Recipe: Abbey Ale
Brewer: Beaconhills Brewhouse
Style: Belgian Dubbel
Batch Size: 6.50 gal
Estimated OG: 1.070 SG
Estimated Color: 8.4 SRM
Estimated IBU: 20.5 IBU
Brewhouse Efficiency: 82.00 %
Boil Time: 90 Minutes
Amount Item Type % or IBU
10 lbs Pilsner (Weyermann) (1.7 SRM) Grain 69.20 %
2 lbs Munich II (Weyermann) (9.0 SRM) Grain 13.84 %
8.0 oz Caramel Malt – 20L (Briess) (20.0 SRM) Grain 3.46 %
8.0 oz Crystal Light – 45L (Crisp) (45.0 SRM) Grain 3.46 %
0.50 oz Magnum [14.50 %] (90 min) Hops 20.7 IBU
1.00 oz Hallertauer [4.80 %] (5 min) (Aroma Hop)
1 lbs 7.2 oz Candi Sugar, Amber (9.0 SRM) Sugar 10.03 %
1 Vial Belgian Saison II (White Labs #WLP566)
Total Grain Weight: 13.00 lb
I used the Saison yeast mostly because I had a huge amount of it in jar from a previous batch: https://beaconhillsbrewhouse.wordpress.com/2012/06/27/farmhouse-ales-and-brewing-with-unmalted-spelt/ . It still has Belgian qualities and will still give the necessary phenolics customary with Belgian dubbels. It ferments well and will dry out the beer even though I mashed at 154 F. The final gravity was 1.010. That’s nearly 85% attenuation! Pretty good!
The other key is to use a 90 min boil. I have found I get some extra caramelization with these long boils. Most of my recipes are using 90 min boils as of lately. Especially since I have been using German pils malt which should be boiled longer to drive off DMS – http://en.wikipedia.org/wiki/Dimethyl_sulfide . I hate the taste of Dimethyl sulfide and seem to have a low flavor threshold for it. German pils are notorious for putting out DMS with a short boil.

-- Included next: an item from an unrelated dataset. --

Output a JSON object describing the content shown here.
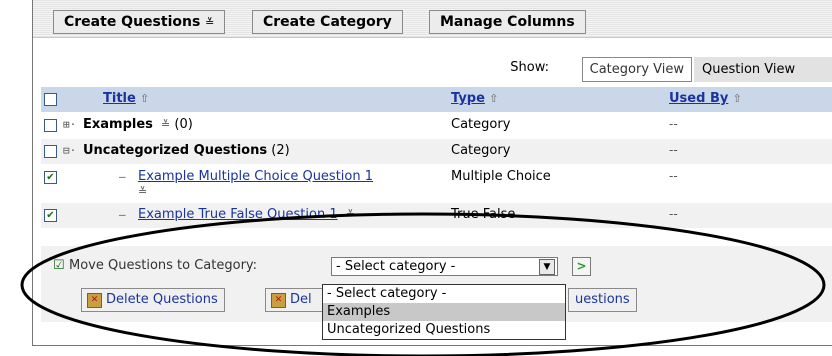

If you get a wild hair, try making your own candi sugar. It’s VERY easy if you just pay close attention to the temperature.Add it to a dubbel or better yet, an english bitter! Either way it adds a great flavor to your brew at a minimal cost and its pretty fun to make. Try it and see! Cheers!
- The History and Origins of Sugar (berries.com)
- Roald Smeets – Dubbel (roaldsmeetsbeerinbelgium.wordpress.com)
- Beer Pairings: What to Eat with Belgian Tripel (drinks.seriouseats.com)
- Farmhouse Ales and Brewing With Unmalted Spelt (beaconhillsbrewhouse.wordpress.com)